* [LISTED RECORDS]

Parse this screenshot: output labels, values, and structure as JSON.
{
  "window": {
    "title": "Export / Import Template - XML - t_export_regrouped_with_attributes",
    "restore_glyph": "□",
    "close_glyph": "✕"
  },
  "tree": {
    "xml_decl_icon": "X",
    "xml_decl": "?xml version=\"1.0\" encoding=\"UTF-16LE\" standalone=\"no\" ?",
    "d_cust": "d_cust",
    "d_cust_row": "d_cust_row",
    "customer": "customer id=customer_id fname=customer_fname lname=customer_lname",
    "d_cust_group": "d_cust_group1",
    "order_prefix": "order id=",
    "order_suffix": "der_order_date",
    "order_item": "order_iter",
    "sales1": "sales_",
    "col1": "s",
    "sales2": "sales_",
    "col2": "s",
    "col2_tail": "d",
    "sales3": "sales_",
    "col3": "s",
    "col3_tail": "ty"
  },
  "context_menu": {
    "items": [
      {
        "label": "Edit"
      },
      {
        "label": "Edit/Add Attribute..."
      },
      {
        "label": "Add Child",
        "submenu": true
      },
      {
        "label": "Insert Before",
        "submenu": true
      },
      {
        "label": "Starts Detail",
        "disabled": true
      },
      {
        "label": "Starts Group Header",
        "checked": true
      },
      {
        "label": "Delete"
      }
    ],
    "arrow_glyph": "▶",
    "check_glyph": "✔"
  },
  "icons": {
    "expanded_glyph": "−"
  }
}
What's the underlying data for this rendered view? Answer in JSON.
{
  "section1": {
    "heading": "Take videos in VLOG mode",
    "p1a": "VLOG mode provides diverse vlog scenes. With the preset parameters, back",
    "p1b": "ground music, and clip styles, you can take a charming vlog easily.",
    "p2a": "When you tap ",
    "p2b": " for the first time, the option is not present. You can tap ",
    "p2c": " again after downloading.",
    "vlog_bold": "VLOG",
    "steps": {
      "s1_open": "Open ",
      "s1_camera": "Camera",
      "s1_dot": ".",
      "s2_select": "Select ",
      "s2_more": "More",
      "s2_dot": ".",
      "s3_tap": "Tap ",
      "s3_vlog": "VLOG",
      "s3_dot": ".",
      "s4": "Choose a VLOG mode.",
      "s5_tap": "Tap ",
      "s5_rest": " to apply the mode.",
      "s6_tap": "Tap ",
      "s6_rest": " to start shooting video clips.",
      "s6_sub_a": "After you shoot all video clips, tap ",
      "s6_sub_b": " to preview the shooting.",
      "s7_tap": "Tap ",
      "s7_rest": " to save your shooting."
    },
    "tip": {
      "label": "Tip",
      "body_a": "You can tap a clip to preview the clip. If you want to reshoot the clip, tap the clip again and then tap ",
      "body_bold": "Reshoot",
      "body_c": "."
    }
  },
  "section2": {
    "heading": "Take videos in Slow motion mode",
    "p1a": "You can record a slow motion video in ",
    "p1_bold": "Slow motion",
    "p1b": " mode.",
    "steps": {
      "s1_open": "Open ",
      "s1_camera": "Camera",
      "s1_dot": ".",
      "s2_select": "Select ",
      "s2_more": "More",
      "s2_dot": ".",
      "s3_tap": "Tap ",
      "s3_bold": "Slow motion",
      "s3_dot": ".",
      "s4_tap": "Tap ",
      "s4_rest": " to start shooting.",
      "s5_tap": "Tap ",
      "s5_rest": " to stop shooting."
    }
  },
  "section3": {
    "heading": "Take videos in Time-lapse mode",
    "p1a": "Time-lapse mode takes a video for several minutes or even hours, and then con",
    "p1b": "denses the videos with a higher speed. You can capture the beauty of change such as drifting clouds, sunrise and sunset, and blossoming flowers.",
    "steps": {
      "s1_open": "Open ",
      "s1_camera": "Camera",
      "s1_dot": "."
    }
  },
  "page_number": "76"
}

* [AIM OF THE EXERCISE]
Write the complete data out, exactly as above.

* [RESULT]
Parse this screenshot: output labels, values, and structure as JSON.
{
  "window": {
    "title": "Export / Import Template - XML - t_export_regrouped_with_attributes",
    "restore_glyph": "□",
    "close_glyph": "✕"
  },
  "tree": {
    "xml_decl_icon": "X",
    "xml_decl": "?xml version=\"1.0\" encoding=\"UTF-16LE\" standalone=\"no\" ?",
    "d_cust": "d_cust",
    "d_cust_row": "d_cust_row",
    "customer": "customer id=customer_id fname=customer_fname lname=customer_lname",
    "d_cust_group": "d_cust_group1",
    "order_prefix": "order id=",
    "order_suffix": "der_order_date",
    "order_item": "order_iter",
    "sales1": "sales_",
    "col1": "s",
    "sales2": "sales_",
    "col2": "s",
    "col2_tail": "d",
    "sales3": "sales_",
    "col3": "s",
    "col3_tail": "ty"
  },
  "context_menu": {
    "items": [
      {
        "label": "Edit"
      },
      {
        "label": "Edit/Add Attribute..."
      },
      {
        "label": "Add Child",
        "submenu": true
      },
      {
        "label": "Insert Before",
        "submenu": true
      },
      {
        "label": "Starts Detail",
        "disabled": true
      },
      {
        "label": "Starts Group Header",
        "checked": true
      },
      {
        "label": "Delete"
      }
    ],
    "arrow_glyph": "▶",
    "check_glyph": "✔"
  },
  "icons": {
    "expanded_glyph": "−"
  }
}
What's the underlying data for this rendered view? Answer in JSON.
{
  "section1": {
    "heading": "Take videos in VLOG mode",
    "p1a": "VLOG mode provides diverse vlog scenes. With the preset parameters, back",
    "p1b": "ground music, and clip styles, you can take a charming vlog easily.",
    "p2a": "When you tap ",
    "p2b": " for the first time, the option is not present. You can tap ",
    "p2c": " again after downloading.",
    "vlog_bold": "VLOG",
    "steps": {
      "s1_open": "Open ",
      "s1_camera": "Camera",
      "s1_dot": ".",
      "s2_select": "Select ",
      "s2_more": "More",
      "s2_dot": ".",
      "s3_tap": "Tap ",
      "s3_vlog": "VLOG",
      "s3_dot": ".",
      "s4": "Choose a VLOG mode.",
      "s5_tap": "Tap ",
      "s5_rest": " to apply the mode.",
      "s6_tap": "Tap ",
      "s6_rest": " to start shooting video clips.",
      "s6_sub_a": "After you shoot all video clips, tap ",
      "s6_sub_b": " to preview the shooting.",
      "s7_tap": "Tap ",
      "s7_rest": " to save your shooting."
    },
    "tip": {
      "label": "Tip",
      "body_a": "You can tap a clip to preview the clip. If you want to reshoot the clip, tap the clip again and then tap ",
      "body_bold": "Reshoot",
      "body_c": "."
    }
  },
  "section2": {
    "heading": "Take videos in Slow motion mode",
    "p1a": "You can record a slow motion video in ",
    "p1_bold": "Slow motion",
    "p1b": " mode.",
    "steps": {
      "s1_open": "Open ",
      "s1_camera": "Camera",
      "s1_dot": ".",
      "s2_select": "Select ",
      "s2_more": "More",
      "s2_dot": ".",
      "s3_tap": "Tap ",
      "s3_bold": "Slow motion",
      "s3_dot": ".",
      "s4_tap": "Tap ",
      "s4_rest": " to start shooting.",
      "s5_tap": "Tap ",
      "s5_rest": " to stop shooting."
    }
  },
  "section3": {
    "heading": "Take videos in Time-lapse mode",
    "p1a": "Time-lapse mode takes a video for several minutes or even hours, and then con",
    "p1b": "denses the videos with a higher speed. You can capture the beauty of change such as drifting clouds, sunrise and sunset, and blossoming flowers.",
    "steps": {
      "s1_open": "Open ",
      "s1_camera": "Camera",
      "s1_dot": "."
    }
  },
  "page_number": "76"
}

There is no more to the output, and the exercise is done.